“I have made my decision as queen, mother and grandmother. But, as a mother and grandmother, I have underestimated the extent to which my younger son and his family feel affected. That makes a big impression, and for that I am sorry,” Margrethe said in the statement.
Joachim previously told the Ekstra Bladet daily in Paris where he lives and works, that they “are all very sad.”
“It’s never fun to see your children being mistreated like that. They… find themselves in a situation they do not understand,” he said.
When asked how the decision had affected his relationship with his mother, Joachim replied, “I don’t think I need to elaborate here.”
Joachim’s first wife said they were confused, saddened and in shock.
“The children feel ostracized. They cannot understand why their identity is being taken away from them,” Alexandra said.
Joachim also alleged he received a five-day warning of the change. He said he was originally presented with a plan last May that would have removed the children’s titles when they reached age 25.
Margrethe’s decision was in line with moves that other royal houses have made in various ways in recent years. In 2019, Sweden’s King Carl XVI Gustaf announced that the children of his younger children, Princess Madeleine and Prince Carl Philip, would lose their royal titles. His oldest daughter, Crown Princess Victoria, is heir to the throne, followed by her children. They will retain their titles.
As one royal family prepares to call America home, another gearing up to say goodbye. Earlier this month, the Swedish palace announced that Princess Madeleine of Sweden is heading back to her home country with her husband and three children. They have been living in Florida since 2018.
“HRH Princess Madeleine and Mr. Christopher O’Neill, together with their children, will move to Stockholm in August 2023,” read the statement, adding that they’ll relocate to Sweden “indefinitely.” The couple’s two eldest children, 9-year-old Princess Leonore and 7-year-old Prince Nicolas, will begin elementary school in Stockholm in the fall, while 4-year-old Princess Adrienne will start preschool.
But Joachim won’t be alone in the U.S. Prince Harry and Meghan Markle, Britain’s Duke and Duchess of Sussex, have been living in Montecito, California since 2020 with their two children, 3-year-old son Prince Archie and 1-year-old daughter Princess Lilibet. Harry’s cousins, Princess Beatrice and Princess Eugenie, previously lived in New York City. It is also believed that his late mother, Princess Diana, was considering a move to California before her sudden death in 1997 at age 36.

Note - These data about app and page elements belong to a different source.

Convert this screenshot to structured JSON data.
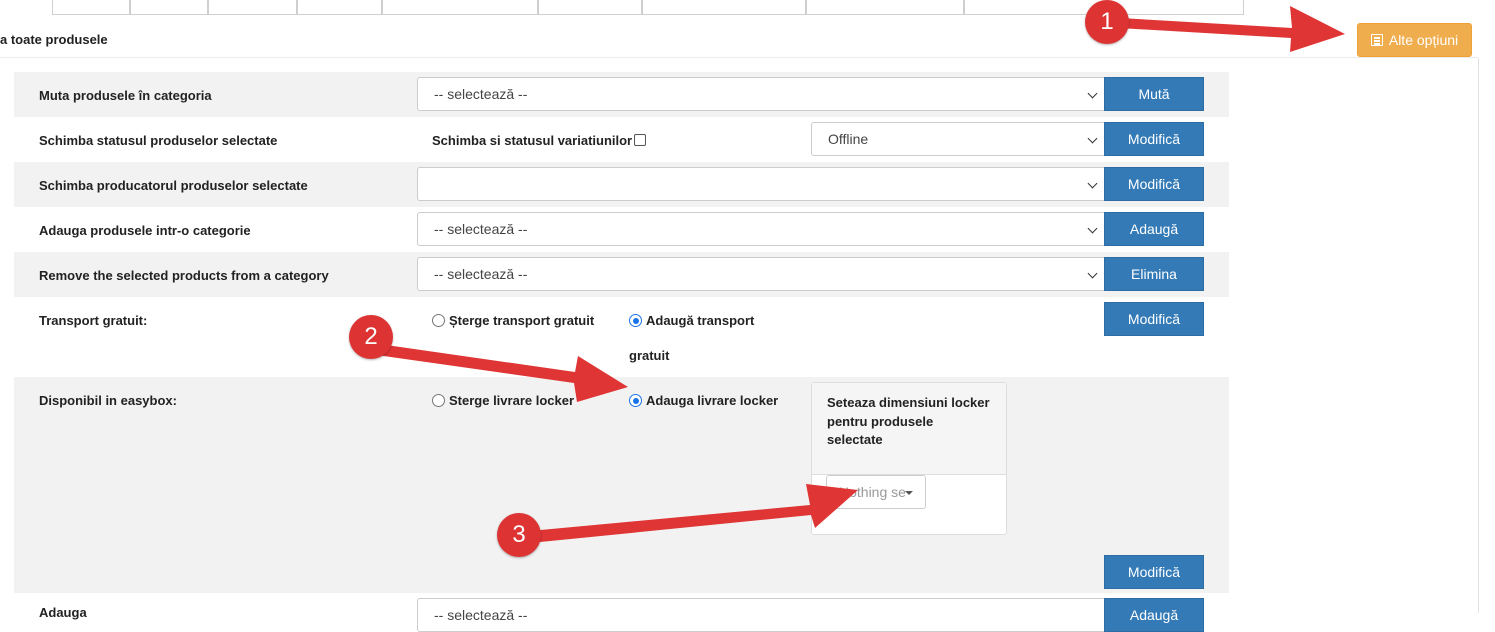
{
  "header": {
    "title": "a toate produsele",
    "options_button": "Alte opțiuni",
    "options_icon": "list-icon"
  },
  "rows": {
    "move": {
      "label": "Muta produsele în categoria",
      "select_value": "-- selectează --",
      "button": "Mută"
    },
    "status": {
      "label": "Schimba statusul produselor selectate",
      "checkbox_label": "Schimba si statusul variatiunilor",
      "select_value": "Offline",
      "button": "Modifică"
    },
    "producer": {
      "label": "Schimba producatorul produselor selectate",
      "select_value": "",
      "button": "Modifică"
    },
    "add_category": {
      "label": "Adauga produsele intr-o categorie",
      "select_value": "-- selectează --",
      "button": "Adaugă"
    },
    "remove_category": {
      "label": "Remove the selected products from a category",
      "select_value": "-- selectează --",
      "button": "Elimina"
    },
    "free_shipping": {
      "label": "Transport gratuit:",
      "option_remove": "Șterge transport gratuit",
      "option_add_line1": "Adaugă transport",
      "option_add_line2": "gratuit",
      "button": "Modifică"
    },
    "easybox": {
      "label": "Disponibil in easybox:",
      "option_remove": "Sterge livrare locker",
      "option_add": "Adauga livrare locker",
      "panel_title_line1": "Seteaza dimensiuni locker",
      "panel_title_line2": "pentru produsele",
      "panel_title_line3": "selectate",
      "dropdown_placeholder": "Nothing se",
      "button": "Modifică"
    },
    "partial": {
      "label": "Adauga",
      "select_value": "-- selectează --",
      "button": "Adaugă"
    }
  },
  "annotations": [
    "1",
    "2",
    "3"
  ],
  "colors": {
    "primary": "#337ab7",
    "warning": "#f0ad4e",
    "annotation": "#dd3333",
    "row_gray": "#f2f2f2"
  }
}
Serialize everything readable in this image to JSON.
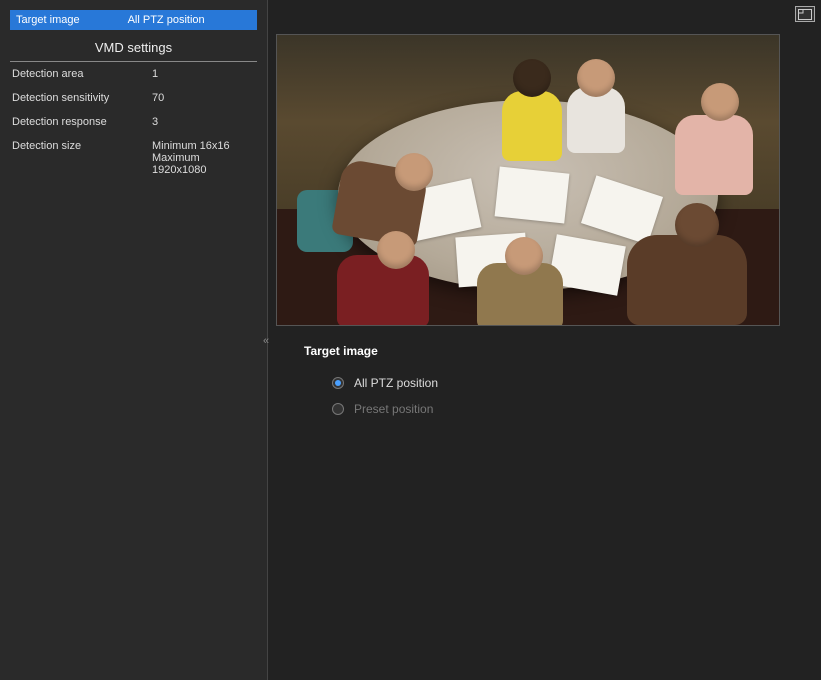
{
  "sidebar": {
    "header": {
      "left": "Target image",
      "right": "All PTZ position"
    },
    "section_title": "VMD settings",
    "rows": [
      {
        "label": "Detection area",
        "value": "1"
      },
      {
        "label": "Detection sensitivity",
        "value": "70"
      },
      {
        "label": "Detection response",
        "value": "3"
      },
      {
        "label": "Detection size",
        "value": "Minimum 16x16",
        "value2": "Maximum 1920x1080"
      }
    ]
  },
  "main": {
    "form": {
      "title": "Target image",
      "options": [
        {
          "label": "All PTZ position",
          "selected": true
        },
        {
          "label": "Preset position",
          "selected": false
        }
      ]
    }
  }
}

The former Princess Mako of Japan, who gave up her royal status to marry her college boyfriend, moved to New York City with her beau in 2021. She reportedly works at the Metropolitan Museum of Art.
The Associated Press contributed to this report.